Dog behavior problems can be frustrating and challenging for dog owners to address. Issues such as excessive barking, jumping, and destructive chewing can disrupt the harmony in your household and strain your relationship with your furry friend. However, with the right understanding and approach, these behavior problems can be solved effectively. In this article, we will explore common dog behavior problems and provide practical solutions to help you address and overcome them.
Excessive barking is a common behavior problem that can be triggered by various factors, including boredom, fear, or the desire for attention. To address excessive barking:
- Identify the root cause: Determine the reason behind the barking and address the underlying issue. If it’s boredom, provide mental and physical stimulation through regular exercise and interactive toys.
- Counter-conditioning: Teach your dog an alternative behavior, such as “quiet” or “speak.” Reward them for staying calm and quiet on command.
- Desensitization: Gradually expose your dog to the stimuli that trigger their barking, starting at a low intensity and gradually increasing. Reward them for remaining calm and quiet during the process.
Jumping On People
Jumping on people is a common behavior problem, especially in excitable dogs. To address jumping:
- Consistency in training: Teach your dog an alternative behavior, such as sitting, when greeting people. Consistently reinforce the sit command and reward them for staying in that position.

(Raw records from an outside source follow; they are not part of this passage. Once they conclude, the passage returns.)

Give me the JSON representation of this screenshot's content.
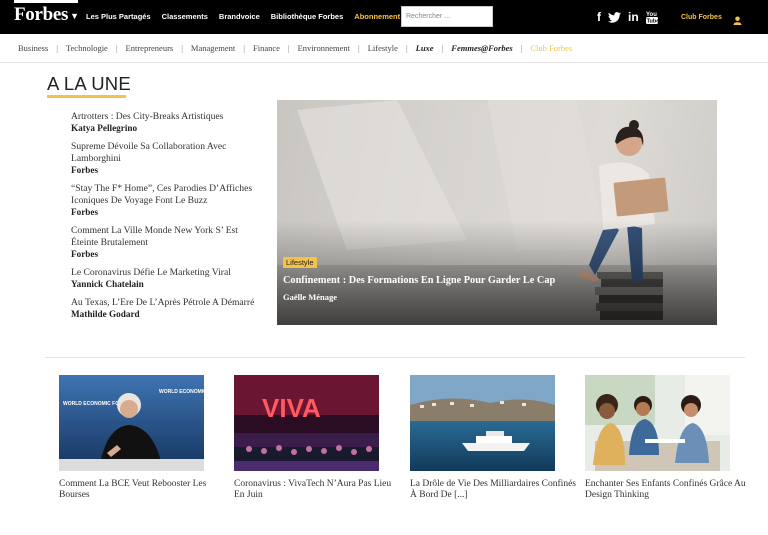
{
  "header": {
    "logo": "Forbes",
    "nav": [
      "Les Plus Partagés",
      "Classements",
      "Brandvoice",
      "Bibliothèque Forbes",
      "Abonnement Magazine"
    ],
    "search_placeholder": "Rechercher ...",
    "social": [
      "facebook-icon",
      "twitter-icon",
      "linkedin-icon",
      "youtube-icon"
    ],
    "club": "Club Forbes"
  },
  "categories": [
    "Business",
    "Technologie",
    "Entrepreneurs",
    "Management",
    "Finance",
    "Environnement",
    "Lifestyle",
    "Luxe",
    "Femmes@Forbes",
    "Club Forbes"
  ],
  "section": {
    "title": "A LA UNE"
  },
  "headlines": [
    {
      "title": "Artrotters : Des City-Breaks Artistiques",
      "author": "Katya Pellegrino"
    },
    {
      "title": "Supreme Dévoile Sa Collaboration Avec Lamborghini",
      "author": "Forbes"
    },
    {
      "title": "“Stay The F* Home”, Ces Parodies D’Affiches Iconiques De Voyage Font Le Buzz",
      "author": "Forbes"
    },
    {
      "title": "Comment La Ville Monde New York S’ Est Éteinte Brutalement",
      "author": "Forbes"
    },
    {
      "title": "Le Coronavirus Défie Le Marketing Viral",
      "author": "Yannick Chatelain"
    },
    {
      "title": "Au Texas, L’Ere De L’Après Pétrole A Démarré",
      "author": "Mathilde Godard"
    }
  ],
  "hero": {
    "badge": "Lifestyle",
    "title": "Confinement : Des Formations En Ligne Pour Garder Le Cap",
    "author": "Gaëlle Ménage"
  },
  "cards": [
    {
      "caption": "Comment La BCE Veut Rebooster Les Bourses"
    },
    {
      "caption": "Coronavirus : VivaTech N’Aura Pas Lieu En Juin"
    },
    {
      "caption": "La Drôle de Vie Des Milliardaires Confinés À Bord De [...]"
    },
    {
      "caption": "Enchanter Ses Enfants Confinés Grâce Au Design Thinking"
    }
  ],
  "card_image_text": {
    "viva": "VIVA",
    "wef": "WORLD ECONOMIC FORUM"
  },
  "colors": {
    "accent": "#f3c24b",
    "topbar": "#000000"
  }
}
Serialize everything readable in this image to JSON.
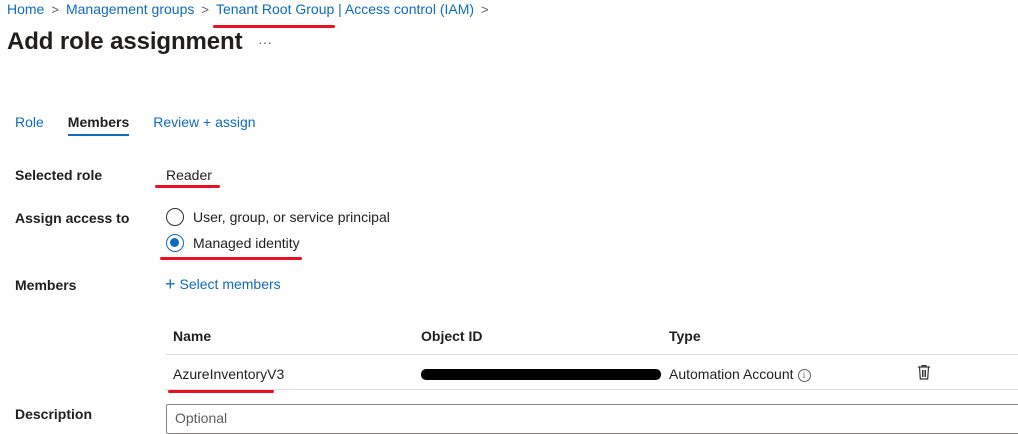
{
  "breadcrumb": {
    "items": [
      "Home",
      "Management groups",
      "Tenant Root Group | Access control (IAM)"
    ],
    "separator": ">"
  },
  "page": {
    "title": "Add role assignment",
    "more": "···"
  },
  "tabs": [
    {
      "label": "Role",
      "active": false
    },
    {
      "label": "Members",
      "active": true
    },
    {
      "label": "Review + assign",
      "active": false
    }
  ],
  "form": {
    "selected_role_label": "Selected role",
    "selected_role_value": "Reader",
    "assign_access_label": "Assign access to",
    "assign_options": [
      {
        "label": "User, group, or service principal",
        "checked": false
      },
      {
        "label": "Managed identity",
        "checked": true
      }
    ],
    "members_label": "Members",
    "select_members": "Select members",
    "description_label": "Description",
    "description_placeholder": "Optional"
  },
  "members_table": {
    "columns": [
      "Name",
      "Object ID",
      "Type"
    ],
    "rows": [
      {
        "name": "AzureInventoryV3",
        "object_id": "",
        "type": "Automation Account"
      }
    ]
  },
  "colors": {
    "link": "#0f6cbd",
    "annotation": "#e81123"
  },
  "icons": [
    "chevron-right-icon",
    "more-icon",
    "plus-icon",
    "info-icon",
    "trash-icon"
  ]
}
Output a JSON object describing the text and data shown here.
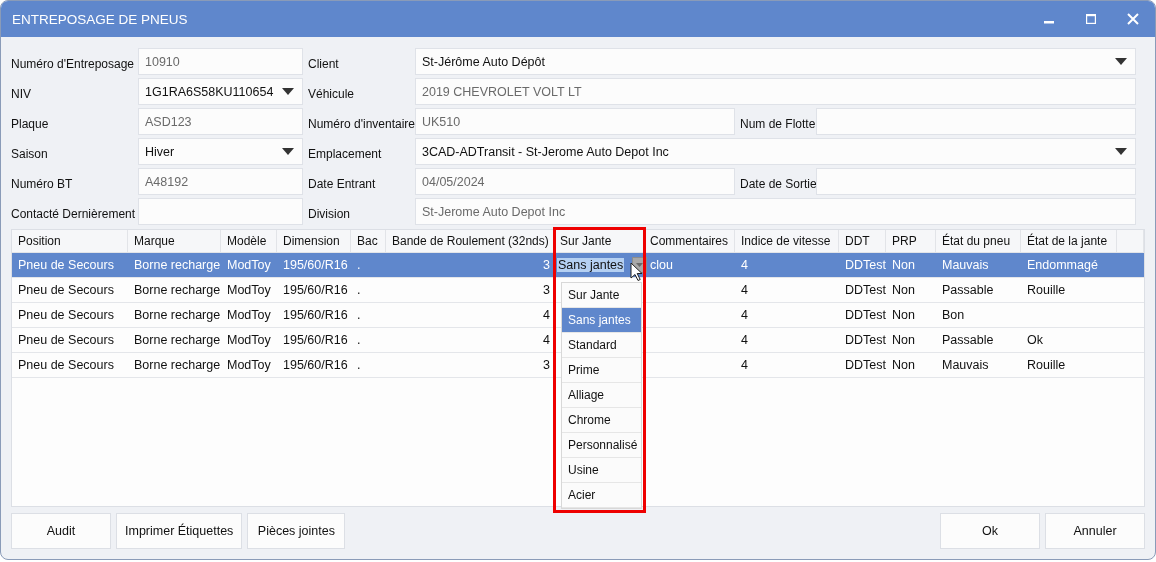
{
  "window": {
    "title": "ENTREPOSAGE DE PNEUS"
  },
  "form": [
    {
      "fields": [
        {
          "label": "Numéro d'Entreposage",
          "value": "10910",
          "kind": "text"
        },
        {
          "label": "Client",
          "value": "St-Jérôme Auto Dépôt",
          "kind": "dropdown"
        }
      ]
    },
    {
      "fields": [
        {
          "label": "NIV",
          "value": "1G1RA6S58KU110654",
          "kind": "dropdown"
        },
        {
          "label": "Véhicule",
          "value": "2019 CHEVROLET VOLT LT",
          "kind": "text"
        }
      ]
    },
    {
      "fields": [
        {
          "label": "Plaque",
          "value": "ASD123",
          "kind": "text"
        },
        {
          "label": "Numéro d'inventaire",
          "value": "UK510",
          "kind": "text"
        },
        {
          "label": "Num de Flotte",
          "kind": "text"
        }
      ]
    },
    {
      "fields": [
        {
          "label": "Saison",
          "value": "Hiver",
          "kind": "dropdown"
        },
        {
          "label": "Emplacement",
          "value": "3CAD-ADTransit - St-Jerome Auto Depot Inc",
          "kind": "dropdown"
        }
      ]
    },
    {
      "fields": [
        {
          "label": "Numéro BT",
          "value": "A48192",
          "kind": "text"
        },
        {
          "label": "Date Entrant",
          "value": "04/05/2024",
          "kind": "text"
        },
        {
          "label": "Date de Sortie",
          "kind": "text"
        }
      ]
    },
    {
      "fields": [
        {
          "label": "Contacté Dernièrement",
          "kind": "text"
        },
        {
          "label": "Division",
          "value": "St-Jerome Auto Depot Inc",
          "kind": "text"
        }
      ]
    }
  ],
  "table": {
    "columns": [
      {
        "label": "Position",
        "kind": "text"
      },
      {
        "label": "Marque",
        "kind": "text"
      },
      {
        "label": "Modèle",
        "kind": "text"
      },
      {
        "label": "Dimension",
        "kind": "text"
      },
      {
        "label": "Bac",
        "kind": "text"
      },
      {
        "label": "Bande de Roulement (32nds)",
        "kind": "number"
      },
      {
        "label": "Sur Jante",
        "kind": "text"
      },
      {
        "label": "Commentaires",
        "kind": "text"
      },
      {
        "label": "Indice de vitesse",
        "kind": "text"
      },
      {
        "label": "DDT",
        "kind": "text"
      },
      {
        "label": "PRP",
        "kind": "text"
      },
      {
        "label": "État du pneu",
        "kind": "text"
      },
      {
        "label": "État de la jante",
        "kind": "text"
      }
    ],
    "rows": [
      {
        "selected": true,
        "cells": [
          "Pneu de Secours",
          "Borne recharge",
          "ModToy",
          "195/60/R16",
          ".",
          "3",
          {
            "kind": "combo",
            "value": "Sans jantes",
            "options": [
              {
                "label": "Sur Jante",
                "selected": false
              },
              {
                "label": "Sans jantes",
                "selected": true
              },
              {
                "label": "Standard",
                "selected": false
              },
              {
                "label": "Prime",
                "selected": false
              },
              {
                "label": "Alliage",
                "selected": false
              },
              {
                "label": "Chrome",
                "selected": false
              },
              {
                "label": "Personnalisé",
                "selected": false
              },
              {
                "label": "Usine",
                "selected": false
              },
              {
                "label": "Acier",
                "selected": false
              }
            ]
          },
          "clou",
          "4",
          "DDTest",
          "Non",
          "Mauvais",
          "Endommagé"
        ]
      },
      {
        "selected": false,
        "cells": [
          "Pneu de Secours",
          "Borne recharge",
          "ModToy",
          "195/60/R16",
          ".",
          "3",
          null,
          null,
          "4",
          "DDTest",
          "Non",
          "Passable",
          "Rouille"
        ]
      },
      {
        "selected": false,
        "cells": [
          "Pneu de Secours",
          "Borne recharge",
          "ModToy",
          "195/60/R16",
          ".",
          "4",
          null,
          null,
          "4",
          "DDTest",
          "Non",
          "Bon",
          null
        ]
      },
      {
        "selected": false,
        "cells": [
          "Pneu de Secours",
          "Borne recharge",
          "ModToy",
          "195/60/R16",
          ".",
          "4",
          null,
          null,
          "4",
          "DDTest",
          "Non",
          "Passable",
          "Ok"
        ]
      },
      {
        "selected": false,
        "cells": [
          "Pneu de Secours",
          "Borne recharge",
          "ModToy",
          "195/60/R16",
          ".",
          "3",
          null,
          null,
          "4",
          "DDTest",
          "Non",
          "Mauvais",
          "Rouille"
        ]
      }
    ]
  },
  "buttons_left": [
    "Audit",
    "Imprimer Étiquettes",
    "Pièces jointes"
  ],
  "buttons_right": [
    "Ok",
    "Annuler"
  ]
}
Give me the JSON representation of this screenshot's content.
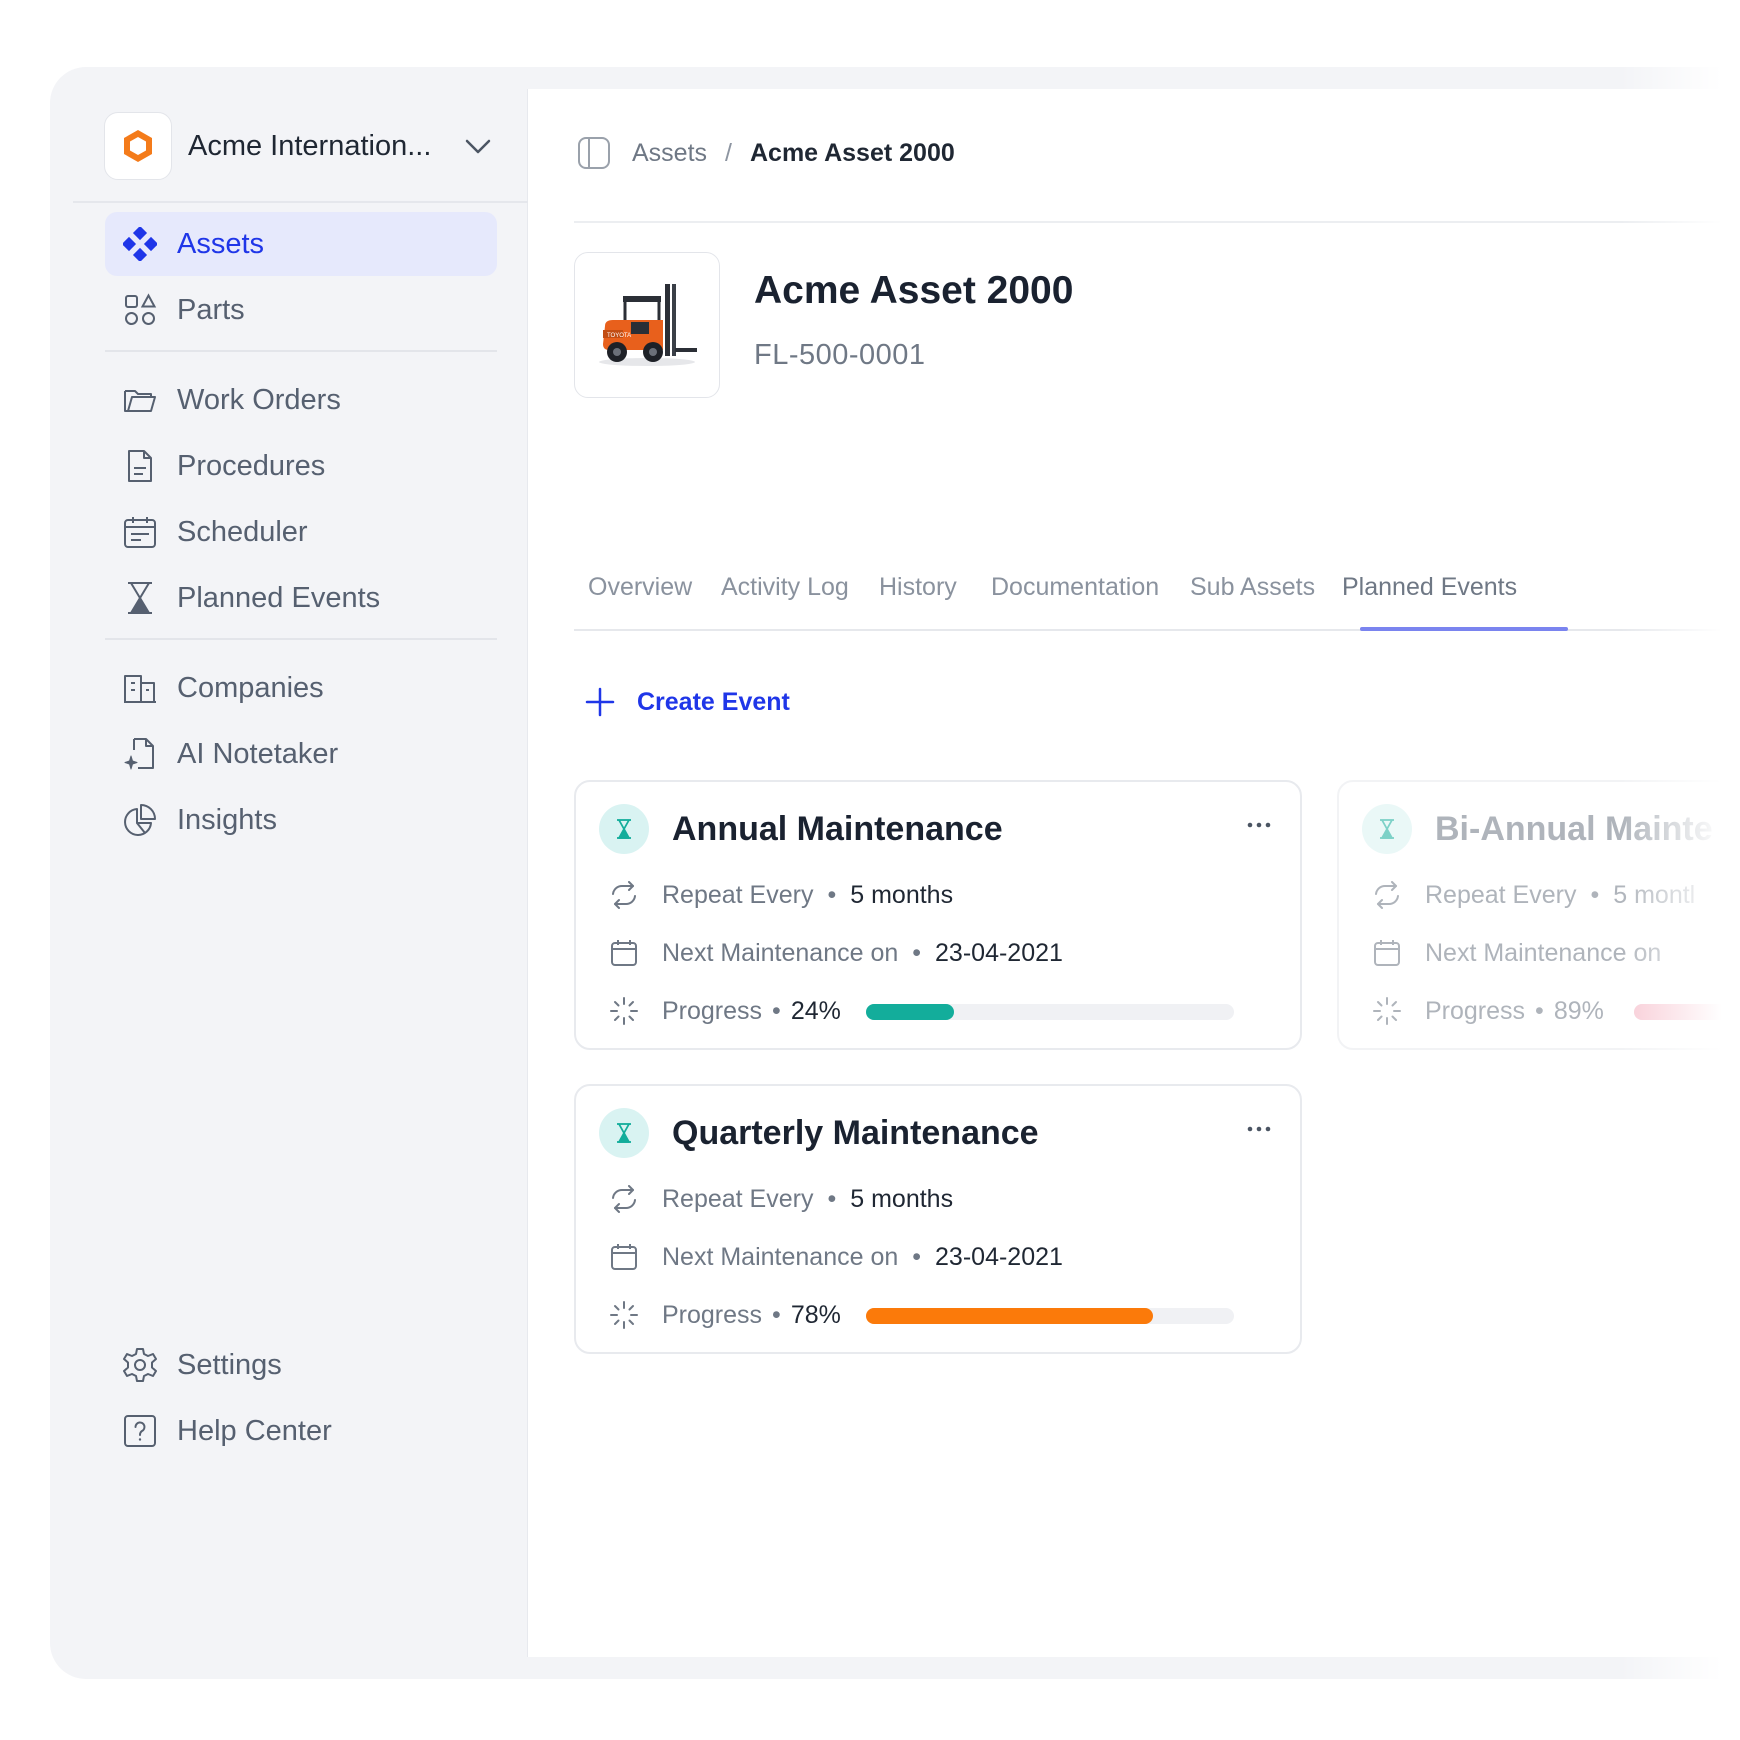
{
  "org": {
    "name": "Acme Internation...",
    "logo_color": "#f47b1a"
  },
  "sidebar": {
    "items": [
      {
        "label": "Assets",
        "icon": "assets-icon",
        "active": true
      },
      {
        "label": "Parts",
        "icon": "parts-icon"
      },
      {
        "label": "Work Orders",
        "icon": "folder-icon"
      },
      {
        "label": "Procedures",
        "icon": "document-icon"
      },
      {
        "label": "Scheduler",
        "icon": "calendar-icon"
      },
      {
        "label": "Planned Events",
        "icon": "hourglass-icon"
      },
      {
        "label": "Companies",
        "icon": "building-icon"
      },
      {
        "label": "AI Notetaker",
        "icon": "ai-note-icon"
      },
      {
        "label": "Insights",
        "icon": "pie-chart-icon"
      }
    ],
    "footer": [
      {
        "label": "Settings",
        "icon": "gear-icon"
      },
      {
        "label": "Help Center",
        "icon": "help-icon"
      }
    ]
  },
  "breadcrumb": {
    "parent": "Assets",
    "separator": "/",
    "current": "Acme Asset 2000"
  },
  "asset": {
    "title": "Acme Asset 2000",
    "code": "FL-500-0001",
    "thumb_text": "TOYOTA"
  },
  "tabs": [
    {
      "label": "Overview"
    },
    {
      "label": "Activity Log"
    },
    {
      "label": "History"
    },
    {
      "label": "Documentation"
    },
    {
      "label": "Sub Assets"
    },
    {
      "label": "Planned Events",
      "active": true
    }
  ],
  "actions": {
    "create_event": "Create Event"
  },
  "events": [
    {
      "title": "Annual Maintenance",
      "repeat_label": "Repeat Every",
      "repeat_value": "5 months",
      "next_label": "Next Maintenance on",
      "next_value": "23-04-2021",
      "progress_label": "Progress",
      "progress_value": "24%",
      "progress": 0.24,
      "progress_color": "#13ad9b"
    },
    {
      "title": "Bi-Annual Mainte",
      "repeat_label": "Repeat Every",
      "repeat_value": "5 montl",
      "next_label": "Next Maintenance on",
      "next_value": "",
      "progress_label": "Progress",
      "progress_value": "89%",
      "progress": 0.89,
      "progress_color": "#f3a3b6"
    },
    {
      "title": "Quarterly Maintenance",
      "repeat_label": "Repeat Every",
      "repeat_value": "5 months",
      "next_label": "Next Maintenance on",
      "next_value": "23-04-2021",
      "progress_label": "Progress",
      "progress_value": "78%",
      "progress": 0.78,
      "progress_color": "#fb7a0a"
    }
  ],
  "colors": {
    "accent": "#1f36e8",
    "active_bg": "#e6e9fc",
    "teal_icon_bg": "#d9f3f2",
    "teal_icon": "#13ad9b"
  }
}
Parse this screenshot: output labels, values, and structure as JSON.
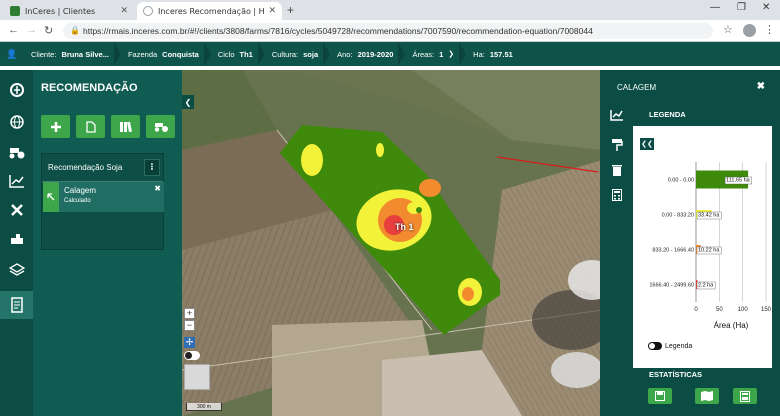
{
  "browser": {
    "tabs": [
      {
        "title": "InCeres | Clientes",
        "fav_color": "#2e7d32"
      },
      {
        "title": "Inceres Recomendação | Home",
        "fav_color": "#9aa0a6"
      }
    ],
    "url": "https://rmais.inceres.com.br/#!/clients/3808/farms/7816/cycles/5049728/recommendations/7007590/recommendation-equation/7008044"
  },
  "header": {
    "cliente_label": "Cliente:",
    "cliente_value": "Bruna Silve...",
    "fazenda_label": "Fazenda",
    "fazenda_value": "Conquista",
    "ciclo_label": "Ciclo",
    "ciclo_value": "Th1",
    "cultura_label": "Cultura:",
    "cultura_value": "soja",
    "ano_label": "Ano:",
    "ano_value": "2019-2020",
    "areas_label": "Áreas:",
    "areas_value": "1",
    "ha_label": "Ha:",
    "ha_value": "157.51"
  },
  "left_panel": {
    "title": "RECOMENDAÇÃO",
    "recommendation_name": "Recomendação Soja",
    "menu_glyph": "⁝",
    "item_name": "Calagem",
    "item_status": "Calculado"
  },
  "map": {
    "field_label": "Th 1",
    "scale_label": "300 m"
  },
  "right_panel": {
    "title": "CALAGEM",
    "legend_title": "LEGENDA",
    "legend_toggle_label": "Legenda",
    "stats_title": "ESTATÍSTICAS"
  },
  "chart_data": {
    "type": "bar",
    "orientation": "horizontal",
    "categories": [
      "0.00 - 0.00",
      "0.00 - 833.20",
      "833.20 - 1666.40",
      "1666.40 - 2499.60"
    ],
    "values": [
      111.65,
      33.42,
      10.22,
      2.2
    ],
    "data_labels": [
      "111.65 ha",
      "33.42 ha",
      "10.22 ha",
      "2.2 ha"
    ],
    "colors": [
      "#3f8a0a",
      "#f2f23a",
      "#f28a2e",
      "#e83e3e"
    ],
    "xlabel": "Área (Ha)",
    "xticks": [
      "0",
      "50",
      "100",
      "150"
    ],
    "xlim": [
      0,
      150
    ],
    "grid": true
  }
}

- Ignore the jumping: Turn away and avoid eye contact or physical contact when your dog jumps. Only give attention and praise when they have all four paws on the ground.
- Redirect the behavior: Teach your dog to offer an alternative greeting behavior, such as shaking hands or offering a toy, instead of jumping.
Destructive chewing is often a result of boredom, teething, or anxiety. To address destructive chewing:
- Provide appropriate chew toys: Offer a variety of chew toys that are safe and suitable for your dog’s size and chewing habits. Encourage them to chew on these toys instead of inappropriate items.
- Supervise and manage the environment: Keep valuable or dangerous items out of your dog’s reach. Use baby gates or crate training to limit access to certain areas when you cannot supervise them.
- Increase exercise and mental stimulation: Ensure your dog gets enough physical exercise and mental stimulation through interactive play, training sessions, and puzzle toys.
Separation anxiety can lead to destructive behavior, excessive barking, and house soiling when left alone. To address separation anxiety:
- Gradual desensitization: Gradually acclimate your dog to being alone by starting with short periods of separation and gradually increasing the duration over time. Reward calm behavior and provide engaging toys or treats.
- Create a safe space: Provide a designated area, such as a crate or a specific room, where your dog feels safe and comfortable when left alone.
- Seek professional help if needed: In severe cases, consult a professional dog trainer or behaviorist for guidance and a customized training plan.
Pulling on the Leash
Pulling on the leash can make walks unpleasant and challenging. To address leash pulling:
- Use positive reinforcement: Reward your dog for walking by your side with treats, praise, or a favorite toy. Reinforce the desired behavior of walking on a loose leash.
- Use appropriate walking equipment: Consider using a no-pull harness or head halter that provides better control and discourages pulling.
- Engage in leash training exercises: Practice leash training exercises, such as changing directions, stopping, or using cues to redirect your dog’s attention back to you.
Addressing common dog behavior problems requires patience, consistency, and understanding. By identifying the root causes, implementing positive training techniques, providing mental and physical stimulation, and seeking professional help when needed, you can effectively solve these behavior issues and build a stronger bond with your furry friend. Remember, addressing behavior problems takes time and dedication, but the results are well worth the effort.